Living Well

Palliative Medicine and Supportive Care improves quality for patients and their family

Sonia Malhotra, MD
Palliative Medicine and Supportive Care improves quality for patients and their family

Palliative Medicine and Supportive Care improves quality for patients and their family

As technology continues to advance, we are seeing many innovations in medicine. As innovation improves, so does patient care especially for patients diagnosed or living with serious illness. There is an approach to patient care that was developed to address the needs of those living with a serious illness. Known as Palliative Care, this layer of care is not only for patients; it is for patient caregivers and medical teams helping to care for patients.

Comfort and Quality of Life is the focus of Palliative Care

The term ‘Palliative Care’ was coined in 1975 and focuses on the word ‘palliate’, which means “to ease.” Today, Palliative Care is its own medical specialty at University Medical Center New Orleans with the goal of improving quality of life for those living with a serious illness such as:

  • Advanced cancer (metastatic/recurring)
  • Advanced hematologic disease such as Hemophilia or Sickle Cell
  • Advanced lung disease such as COPD or Cystic Fibrosis
  • Advanced heart disease such as Congestive Heart Failure
  • Stroke (with decreased function of at least 50 percent)
  • Advanced renal disease
  • Advanced neurologic disease, including advanced Alzheimer’s dementia with severe medical complications
  • Advanced liver disease

Our Palliative Care team of doctors, nurses, physician assistants, nurse practioners, chaplains, psychologists, and social workers work collaboratively work with a patient’s medical team and their family to provide the medical, emotional and psychosocial support needed to improve symptoms related to an illness or the symptoms related to the treatment of an illness. This specialized care can be administered while in the hospital, in a long-term care facility or at home.

This approach to managing the long-term impacts of a serious illness is an option for many and an option that can help prolong the quality of life despite medical challenges. Additionally, at University Medical Center, Palliative Medicine also provides bereavement and grief care to families whose loved one has died in the hospital.

If this approach is of interest, talk to your doctor to coordinate and learn more. Most insurance plans, including Medicaid and Medicare, cover the costs of this level of care. University Medical Center offers a Palliative Medicine clinic where patients and their families can receive symptom management, emotional and communication support by appointment.

Hospice eases patients and their loved ones when approaching end-of-life care

While Palliative Care can go on for years, Hospice aims to provide specialized care to patients with a life expectancy of six months or less to live.

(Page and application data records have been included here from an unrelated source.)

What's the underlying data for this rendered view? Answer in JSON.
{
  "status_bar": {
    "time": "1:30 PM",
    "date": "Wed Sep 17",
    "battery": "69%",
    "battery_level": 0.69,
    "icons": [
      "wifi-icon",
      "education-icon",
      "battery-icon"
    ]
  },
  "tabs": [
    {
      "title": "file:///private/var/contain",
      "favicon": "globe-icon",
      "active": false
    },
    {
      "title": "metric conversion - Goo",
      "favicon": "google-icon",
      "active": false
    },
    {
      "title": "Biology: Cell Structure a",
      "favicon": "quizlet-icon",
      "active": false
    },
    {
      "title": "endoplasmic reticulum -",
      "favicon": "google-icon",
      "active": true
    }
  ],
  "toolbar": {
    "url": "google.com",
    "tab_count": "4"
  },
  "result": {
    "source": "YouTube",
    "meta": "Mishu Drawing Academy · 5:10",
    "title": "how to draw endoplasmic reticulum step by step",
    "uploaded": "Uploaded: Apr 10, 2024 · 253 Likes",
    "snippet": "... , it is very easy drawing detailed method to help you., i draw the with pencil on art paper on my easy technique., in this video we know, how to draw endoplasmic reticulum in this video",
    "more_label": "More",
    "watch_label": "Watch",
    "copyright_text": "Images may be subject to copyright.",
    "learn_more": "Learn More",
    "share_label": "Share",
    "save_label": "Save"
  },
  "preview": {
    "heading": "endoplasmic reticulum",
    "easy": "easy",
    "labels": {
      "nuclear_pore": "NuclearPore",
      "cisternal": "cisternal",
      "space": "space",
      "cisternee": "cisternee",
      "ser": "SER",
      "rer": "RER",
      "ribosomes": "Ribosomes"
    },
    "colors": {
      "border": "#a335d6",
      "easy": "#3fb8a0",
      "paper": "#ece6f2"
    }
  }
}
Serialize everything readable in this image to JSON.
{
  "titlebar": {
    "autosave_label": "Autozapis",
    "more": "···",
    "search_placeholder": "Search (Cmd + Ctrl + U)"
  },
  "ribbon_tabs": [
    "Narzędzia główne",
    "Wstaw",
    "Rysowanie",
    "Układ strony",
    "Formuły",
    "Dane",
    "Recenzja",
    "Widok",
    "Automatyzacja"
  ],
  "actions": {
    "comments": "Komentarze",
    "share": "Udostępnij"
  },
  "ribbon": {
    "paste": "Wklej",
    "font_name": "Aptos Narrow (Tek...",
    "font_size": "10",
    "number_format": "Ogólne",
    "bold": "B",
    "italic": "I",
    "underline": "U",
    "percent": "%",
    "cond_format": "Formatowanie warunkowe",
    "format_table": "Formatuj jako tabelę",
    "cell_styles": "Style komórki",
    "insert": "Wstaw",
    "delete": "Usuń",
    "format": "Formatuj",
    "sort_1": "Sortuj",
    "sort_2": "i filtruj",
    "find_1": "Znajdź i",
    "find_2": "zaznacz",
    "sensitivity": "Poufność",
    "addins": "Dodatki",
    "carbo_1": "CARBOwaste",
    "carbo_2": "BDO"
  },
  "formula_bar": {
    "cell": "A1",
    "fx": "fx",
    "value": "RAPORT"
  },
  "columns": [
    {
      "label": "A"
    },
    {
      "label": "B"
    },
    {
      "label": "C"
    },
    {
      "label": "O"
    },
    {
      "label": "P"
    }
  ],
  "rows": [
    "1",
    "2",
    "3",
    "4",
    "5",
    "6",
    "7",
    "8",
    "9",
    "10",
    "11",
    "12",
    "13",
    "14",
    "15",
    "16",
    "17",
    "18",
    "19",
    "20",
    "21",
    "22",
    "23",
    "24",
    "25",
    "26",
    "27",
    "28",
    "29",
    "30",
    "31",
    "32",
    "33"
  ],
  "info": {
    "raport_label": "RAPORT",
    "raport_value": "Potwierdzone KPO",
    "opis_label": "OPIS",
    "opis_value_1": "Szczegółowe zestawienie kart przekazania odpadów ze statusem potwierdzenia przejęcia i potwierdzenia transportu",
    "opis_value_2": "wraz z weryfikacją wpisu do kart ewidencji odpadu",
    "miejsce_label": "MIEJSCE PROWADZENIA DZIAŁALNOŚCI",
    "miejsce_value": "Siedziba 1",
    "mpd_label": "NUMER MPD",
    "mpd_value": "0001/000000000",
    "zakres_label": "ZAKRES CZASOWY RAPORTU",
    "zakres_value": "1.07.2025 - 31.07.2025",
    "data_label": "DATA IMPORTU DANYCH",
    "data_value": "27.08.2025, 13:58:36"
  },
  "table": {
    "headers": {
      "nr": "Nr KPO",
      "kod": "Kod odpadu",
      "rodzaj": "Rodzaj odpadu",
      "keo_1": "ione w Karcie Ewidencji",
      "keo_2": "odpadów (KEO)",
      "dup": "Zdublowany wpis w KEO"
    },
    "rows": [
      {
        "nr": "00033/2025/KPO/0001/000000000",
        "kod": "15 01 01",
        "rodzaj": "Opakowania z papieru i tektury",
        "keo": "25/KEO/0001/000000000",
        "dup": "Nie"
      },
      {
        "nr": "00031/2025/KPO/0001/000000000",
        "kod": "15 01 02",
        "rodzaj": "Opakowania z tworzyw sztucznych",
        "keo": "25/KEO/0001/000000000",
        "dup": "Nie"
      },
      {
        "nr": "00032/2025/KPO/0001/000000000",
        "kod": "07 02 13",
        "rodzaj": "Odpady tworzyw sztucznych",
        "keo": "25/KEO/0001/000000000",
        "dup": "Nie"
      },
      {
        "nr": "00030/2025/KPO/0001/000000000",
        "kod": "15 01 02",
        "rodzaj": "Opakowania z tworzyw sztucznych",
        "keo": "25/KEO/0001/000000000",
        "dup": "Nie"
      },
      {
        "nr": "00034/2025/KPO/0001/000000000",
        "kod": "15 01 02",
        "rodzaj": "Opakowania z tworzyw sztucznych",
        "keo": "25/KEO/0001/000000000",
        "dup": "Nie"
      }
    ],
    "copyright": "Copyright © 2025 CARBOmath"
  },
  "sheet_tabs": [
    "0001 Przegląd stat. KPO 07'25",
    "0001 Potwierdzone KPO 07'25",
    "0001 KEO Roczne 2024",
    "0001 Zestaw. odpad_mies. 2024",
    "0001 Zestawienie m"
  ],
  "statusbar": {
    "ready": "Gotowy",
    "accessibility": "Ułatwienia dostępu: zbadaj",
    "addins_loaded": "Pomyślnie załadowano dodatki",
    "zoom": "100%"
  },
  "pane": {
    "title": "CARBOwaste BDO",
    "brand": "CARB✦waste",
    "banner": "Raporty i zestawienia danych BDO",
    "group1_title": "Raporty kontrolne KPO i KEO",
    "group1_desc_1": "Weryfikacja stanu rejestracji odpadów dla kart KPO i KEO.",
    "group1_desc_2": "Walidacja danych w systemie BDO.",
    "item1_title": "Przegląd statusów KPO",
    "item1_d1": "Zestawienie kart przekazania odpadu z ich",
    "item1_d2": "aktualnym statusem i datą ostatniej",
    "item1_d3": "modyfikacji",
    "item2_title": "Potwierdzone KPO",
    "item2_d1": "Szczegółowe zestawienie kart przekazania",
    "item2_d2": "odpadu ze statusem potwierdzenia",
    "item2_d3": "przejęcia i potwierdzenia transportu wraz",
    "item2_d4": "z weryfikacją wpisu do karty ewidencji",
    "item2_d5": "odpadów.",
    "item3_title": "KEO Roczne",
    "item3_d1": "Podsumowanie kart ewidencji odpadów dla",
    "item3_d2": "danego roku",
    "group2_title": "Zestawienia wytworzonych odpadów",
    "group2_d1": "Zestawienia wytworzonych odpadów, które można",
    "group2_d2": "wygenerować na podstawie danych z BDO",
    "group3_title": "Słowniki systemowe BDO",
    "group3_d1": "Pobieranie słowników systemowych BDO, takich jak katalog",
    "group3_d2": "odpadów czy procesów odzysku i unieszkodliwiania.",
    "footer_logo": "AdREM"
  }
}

The focus of Hospice care is to maintain comfort and quality of life in a patient’s setting of choice whether it be in their home, a nursing home or an inpatient hospice facility. Hospice also provides medical, emotional and psychosocial support to patients and their families. Hospice stresses the care of the family and can provide respite care so a primary caregiver can take a much-needed break. Caregiver burnout is becoming more common as our nation’s population ages. Research from the American Association of Retired Persons (AARP) highlights the toll that caregiving can take on family members, as one of its recent surveys showed:

  • 36 percent of family caregivers say their situation is highly stressful
  • 1 in 4 caregivers say they experience depression and mood swings
  • 23 percent of caregivers aged 55-75 tested showed a higher level of stress hormones, which can lead to high blood pressure, while 15 percent had a lower immune response, which made them more prone to illness, such as the flu or other infections

Most of us want to age at home, and when our time comes, to die in the comfort of a familiar place surrounded by those we love. Hospice allows for this end-of-life transition and provides added counseling and grief support for family members. If you or a loved one is dealing with a terminal illness, talk to your doctor about receiving Hospice care. This specialized care not only comforts the person who is ill but the whole family as well.

If you have any questions, you can email Palliative Medicine & Supportive Care Services at UMCPalliativeMedicine@lcmchealth.org or Sonia.Malhotra@lcmchealth.org

Dr. Malhotra is a fellowship trained, board certified Tulane Palliative Medicine doctor for adults and kids and the Founder & Director for Palliative Medicine and Supportive Care at University Medical Center.